Greater Manchester mayor to pursue legal action over exam grading system
As pressure mounts on the government to resolve the exam grades crisis, Greater Manchester mayor Andy Burnham has made public his intent to write to exam watchdog Ofqual and pursue legal action over the algorithm system which has calculated this year’s A-Level results.
Burnham said he had already taken legal advice and “expects to be writing to Ofqual” later on Monday to begin legal proceedings.
Burnham labelled the algorithm system, which has come under widespread criticism, as “deeply flawed”.
The system, tasked with awarding grades after the Covid-19 pandemic saw exams cancelled, has seen 280,000 A-Level results in England downgraded from teachers’ predicted grades, equating to almost 40 per cent of total entries.
In Wales, 42 per cent of A-Level results were lowered from teachers’ estimates.
The downgrading of results in England since sparked protests in London over the weekend with hundreds of students taking part in demonstrations.
Following A-Level results day last Thursday, Burnham has today tweeted: "So it looks like the Government ARE digging in and standing by their deeply flawed system.
"In that case, I will be taking legal advice this morning and have instructed leading Counsel.
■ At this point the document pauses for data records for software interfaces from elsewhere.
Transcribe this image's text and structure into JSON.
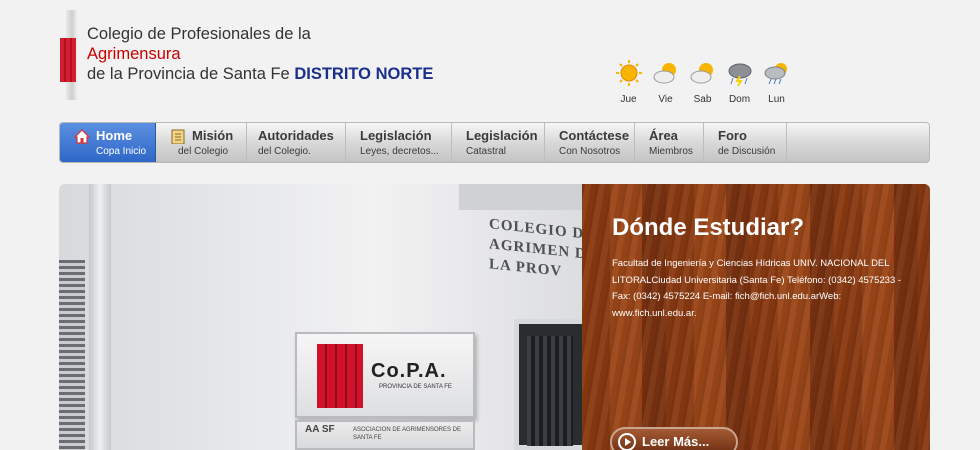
{
  "header": {
    "title_line1": "Colegio de Profesionales de la",
    "title_line2": "Agrimensura",
    "title_line3": "de la Provincia de Santa Fe",
    "title_district": "DISTRITO NORTE"
  },
  "weather": {
    "days": [
      {
        "label": "Jue",
        "icon": "sun-icon"
      },
      {
        "label": "Vie",
        "icon": "partly-cloudy-icon"
      },
      {
        "label": "Sab",
        "icon": "partly-cloudy-icon"
      },
      {
        "label": "Dom",
        "icon": "storm-icon"
      },
      {
        "label": "Lun",
        "icon": "rain-sun-icon"
      }
    ]
  },
  "nav": {
    "items": [
      {
        "title": "Home",
        "subtitle": "Copa Inicio",
        "icon": "home-icon"
      },
      {
        "title": "Misión",
        "subtitle": "del Colegio",
        "icon": "clipboard-icon"
      },
      {
        "title": "Autoridades",
        "subtitle": "del Colegio."
      },
      {
        "title": "Legislación",
        "subtitle": "Leyes, decretos..."
      },
      {
        "title": "Legislación",
        "subtitle": "Catastral"
      },
      {
        "title": "Contáctese",
        "subtitle": "Con Nosotros"
      },
      {
        "title": "Área",
        "subtitle": "Miembros"
      },
      {
        "title": "Foro",
        "subtitle": "de Discusión"
      }
    ]
  },
  "banner": {
    "heading": "Dónde Estudiar?",
    "body": "Facultad de Ingeniería y Ciencias Hídricas UNIV. NACIONAL DEL LITORALCiudad Universitaria (Santa Fe) Teléfono: (0342) 4575233 - Fax: (0342) 4575224 E-mail: fich@fich.unl.edu.arWeb: www.fich.unl.edu.ar.",
    "button_label": "Leer Más...",
    "photo": {
      "sign_text": "COLEGIO DE AGRIMEN DE LA PROV",
      "plaque_logo": "Co.P.A.",
      "plaque_sub": "PROVINCIA DE SANTA FE",
      "plaque2_letters": "AA SF",
      "plaque2_text": "ASOCIACION DE AGRIMENSORES DE SANTA FE"
    }
  },
  "colors": {
    "accent_blue": "#2f67c8",
    "brand_red": "#cc0000",
    "district_blue": "#1a2f8c",
    "wood": "#8b3d14"
  }
}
I expect to be writing to Ofqual later today to initiate action."
The Greater Manchester mayor had said of the grading system last week: "It is clear to me that the system used to mark A-levels is inherently biased against larger educational institutions.
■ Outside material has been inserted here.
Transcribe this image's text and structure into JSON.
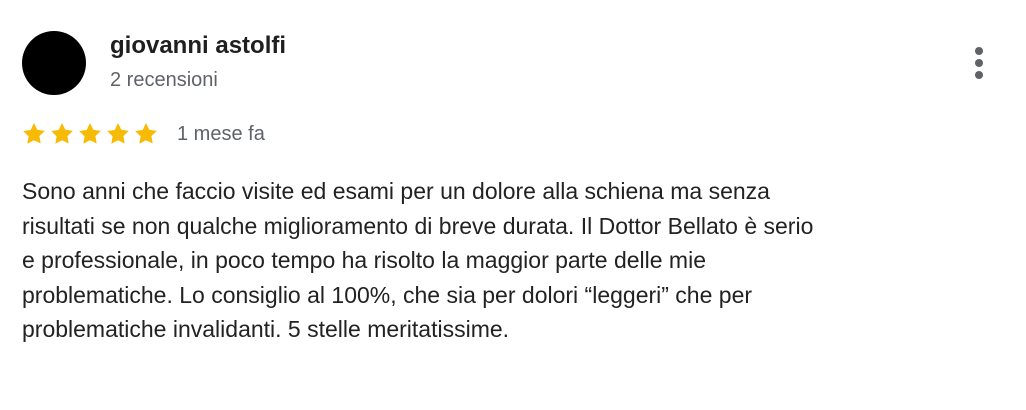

"Given that a higher proportion of students from Greater Manchester attend such institutions than in other parts of the country, I am concerned that the marking system has been unfairly discriminatory against young people here, in part due to the institutions they attend."